» WORK TASK
In the entries below, every line that contains "meta" must be located and copied.

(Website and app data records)
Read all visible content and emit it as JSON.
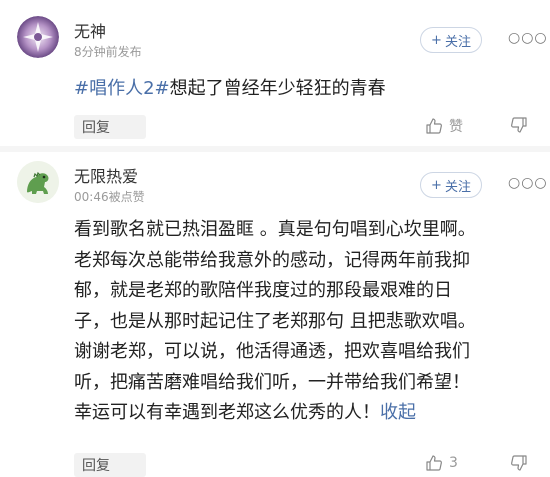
{
  "posts": [
    {
      "username": "无神",
      "meta": "8分钟前发布",
      "follow_label": "关注",
      "hashtag": "#唱作人2#",
      "text": "想起了曾经年少轻狂的青春",
      "reply_label": "回复",
      "like_label": "赞"
    },
    {
      "username": "无限热爱",
      "meta": "00:46被点赞",
      "follow_label": "关注",
      "lines": [
        "看到歌名就已热泪盈眶 。真是句句唱到心坎里啊。",
        "老郑每次总能带给我意外的感动，记得两年前我抑",
        "郁，就是老郑的歌陪伴我度过的那段最艰难的日",
        "子，也是从那时起记住了老郑那句 且把悲歌欢唱。",
        "谢谢老郑，可以说，他活得通透，把欢喜唱给我们",
        "听，把痛苦磨难唱给我们听，一并带给我们希望！",
        "幸运可以有幸遇到老郑这么优秀的人！"
      ],
      "collapse_label": "收起",
      "reply_label": "回复",
      "like_label": "3"
    }
  ],
  "icons": {
    "plus": "+",
    "more": "○○○"
  },
  "colors": {
    "link": "#4a6fa8",
    "meta": "#9a9a9a",
    "reply_bg": "#f2f2f2"
  }
}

» WRITTEN SOLUTION
      "meta": "8分钟前发布",
      "meta": "00:46被点赞",
    "meta": "#9a9a9a",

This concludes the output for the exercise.